The emir of the Islamic State group, an intelligence official said, has been named as Abu Muhammed al-Bengali who has been given the responsibility of planning terror attacks and recruiting new members.
Citing a poster released by the Islamic State, the official, requesting anonymity, said the group has warned that their “soldiers of Khalifa in Bengal and Hind are not silenced” and that the “thirst for revenge is never to be faded away.”
The threat came to light soon after a minor explosion near Gulistan theatre in Dhaka on Monday evening, in which a few police personnel suffered injuries. No casualties were reported in the blast.
The two developments followed a “propaganda” video released for the first time in five years by the fugitive Islamic State leader Abu Bakr al-Baghdadi in which he acknowledged the terrorist group’s defeat in the Syrian town of Baghuz, another anti-terror official said.
Looking heavier than when he proclaimed the existence of the now-collapsed caliphate in mid 2014, Baghdadi blamed its demise on the “savagery” of Christians in the 18-minute video in which he was seen sitting cross-legged alongside a Kalashnikov rifle and appeared to be limited in his movements.
“Truthfully, the battle of Islam and its people against the cross and its people is a long battle. The battle of Baghuz is over. But it did show the savagery, brutality and ill intentions of the Christians towards the Muslim community,” Baghdadi said in the video.
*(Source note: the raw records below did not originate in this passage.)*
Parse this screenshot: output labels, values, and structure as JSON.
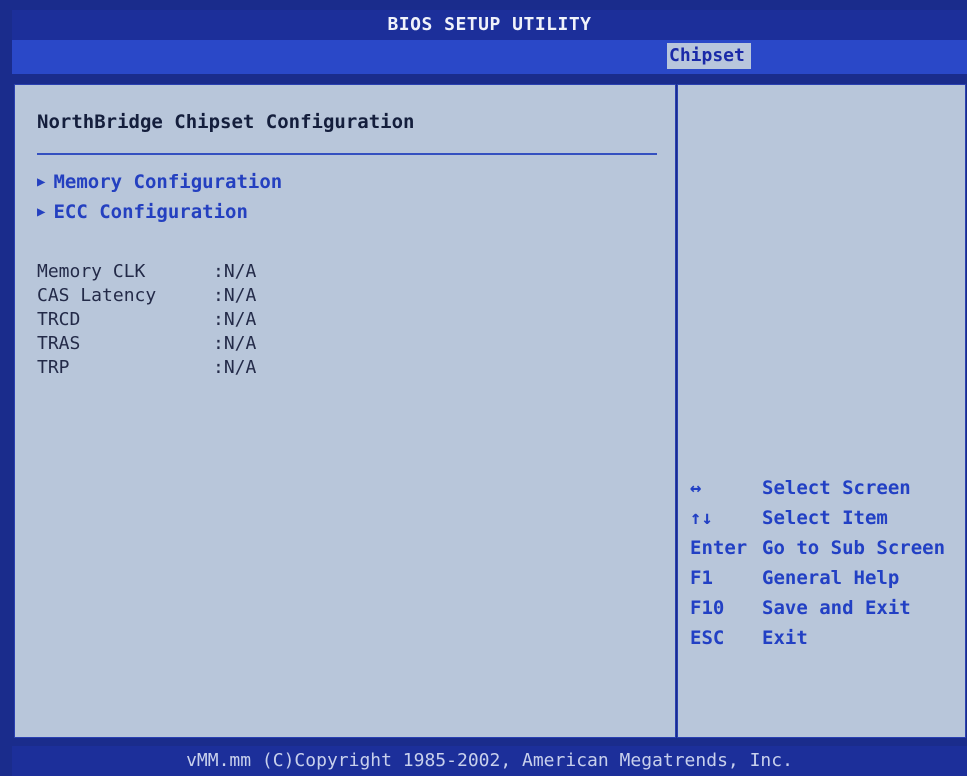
{
  "header": {
    "title": "BIOS SETUP UTILITY"
  },
  "menu": {
    "active_tab": "Chipset"
  },
  "main": {
    "title": "NorthBridge Chipset Configuration",
    "submenus": [
      {
        "label": "Memory Configuration",
        "icon": "triangle-right-icon"
      },
      {
        "label": "ECC Configuration",
        "icon": "triangle-right-icon"
      }
    ],
    "info": [
      {
        "label": "Memory CLK",
        "value": ":N/A"
      },
      {
        "label": "CAS Latency",
        "value": ":N/A"
      },
      {
        "label": "TRCD",
        "value": ":N/A"
      },
      {
        "label": "TRAS",
        "value": ":N/A"
      },
      {
        "label": "TRP",
        "value": ":N/A"
      }
    ]
  },
  "help": [
    {
      "key": "↔",
      "action": "Select Screen"
    },
    {
      "key": "↑↓",
      "action": "Select Item"
    },
    {
      "key": "Enter",
      "action": "Go to Sub Screen"
    },
    {
      "key": "F1",
      "action": "General Help"
    },
    {
      "key": "F10",
      "action": "Save and Exit"
    },
    {
      "key": "ESC",
      "action": "Exit"
    }
  ],
  "footer": {
    "text": "vMM.mm (C)Copyright 1985-2002, American Megatrends, Inc."
  },
  "colors": {
    "frame": "#1a2c8c",
    "menu_bar": "#2a48c8",
    "panel": "#b8c6da",
    "highlight_text": "#2440c0"
  }
}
The IS released a statement in Arabic in the early hours of Tuesday through its mouthpiece Amaq.
Indian intelligence agencies have been closely monitoring the developments in Bangladesh and they suspect that the Islamic State may carry out “jihadi” attacks in Bangladesh or West Bengal.
Officials close to the investigation have raised an alarm that some Bengali posters were in circulation in West Bengal and Bangladesh to radicalise those who were pro-Islamic State sympathisers.
The poster, officials said, read “Shighroi Aschhe (coming soon), Inshallah.”
“The posters are being circulated on Telegram flashing the logo of a group called Al-Mursalat. The threat cannot be ignored as a little-known Islamist group, National Thowheeth Jama’ath (NTJ), affiliated to the Islamic State was instrumental in the Sri Lanka bombings and their links have been found in a recent unearthed group in Kerala’s Kasaragod,” another official said.
He said that another group, Jamaat-ul-Mujahideen Bangladesh, which also reportedly pledged allegiance to the Islamic State, was also active in Bangladesh for years and may be a threat to West Bengal where Bangladeshi people frequently travel.
The April 21 attacks on three churches and three luxury hotels in Colombo and elsewhere killed 253 people, including 11 Indian nationals and some foreigners, besides injuring 500 others.
Fifteen people, including three suicide bombers, died during a raid by Sri Lankan security forces on April 26 and nearly 100 people have been detained in the island nation.
The Islamic State claimed responsibility for the bombings and released a video that showed alleged plot organiser and suicide bomber Zahran Hashim and seven other men pledging allegiance to IS chief Abu Bakr al-Baghdadi